WORK INSTRUCTIONS
All that is wanted is how many lines in the records below include the string "ReportingManager".

☆ ☆ ☆ ☆

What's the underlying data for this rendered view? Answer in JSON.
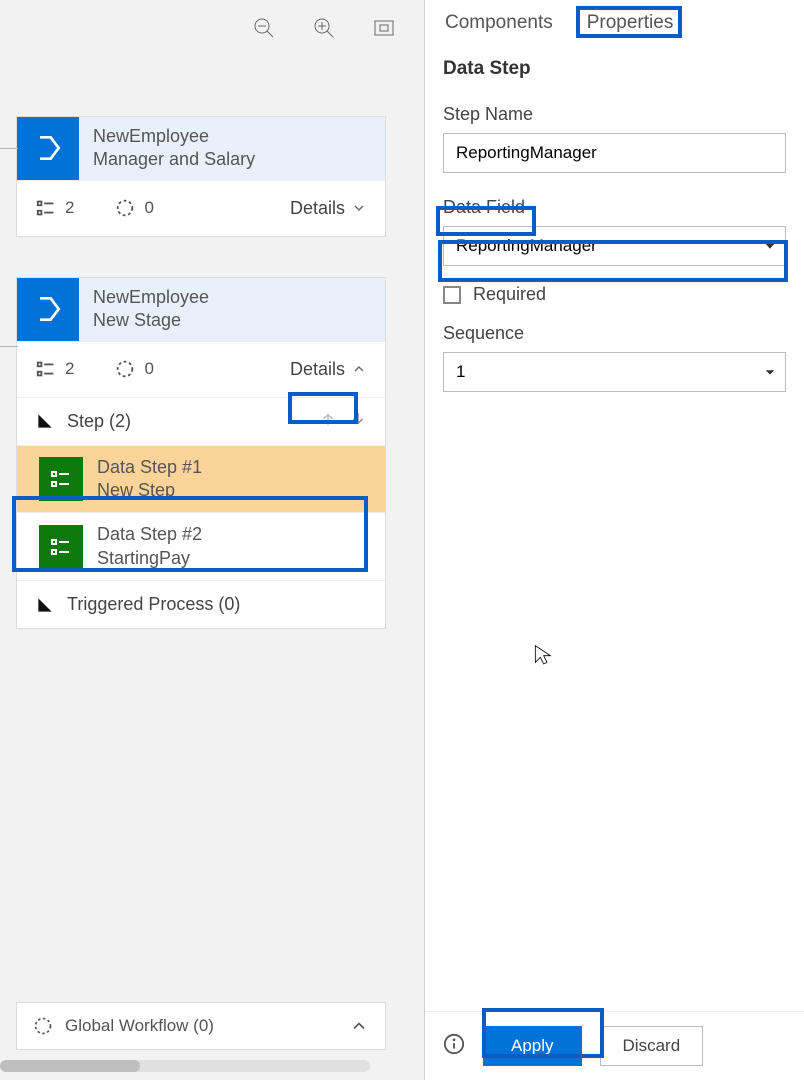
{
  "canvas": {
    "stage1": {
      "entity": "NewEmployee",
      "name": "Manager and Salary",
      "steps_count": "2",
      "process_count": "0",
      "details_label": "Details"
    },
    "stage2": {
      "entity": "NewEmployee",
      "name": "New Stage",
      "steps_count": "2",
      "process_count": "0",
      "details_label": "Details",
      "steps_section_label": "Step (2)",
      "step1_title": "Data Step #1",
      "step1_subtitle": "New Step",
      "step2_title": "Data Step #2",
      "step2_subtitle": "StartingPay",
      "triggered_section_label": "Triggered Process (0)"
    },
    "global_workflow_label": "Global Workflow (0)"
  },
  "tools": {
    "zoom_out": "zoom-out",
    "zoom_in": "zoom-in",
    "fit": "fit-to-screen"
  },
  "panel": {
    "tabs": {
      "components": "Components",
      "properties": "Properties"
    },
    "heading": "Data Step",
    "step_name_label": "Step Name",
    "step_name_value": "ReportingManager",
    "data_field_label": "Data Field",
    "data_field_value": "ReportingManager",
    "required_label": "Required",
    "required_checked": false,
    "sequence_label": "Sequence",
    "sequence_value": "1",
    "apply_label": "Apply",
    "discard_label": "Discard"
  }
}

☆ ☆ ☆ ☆

SOLUTION
2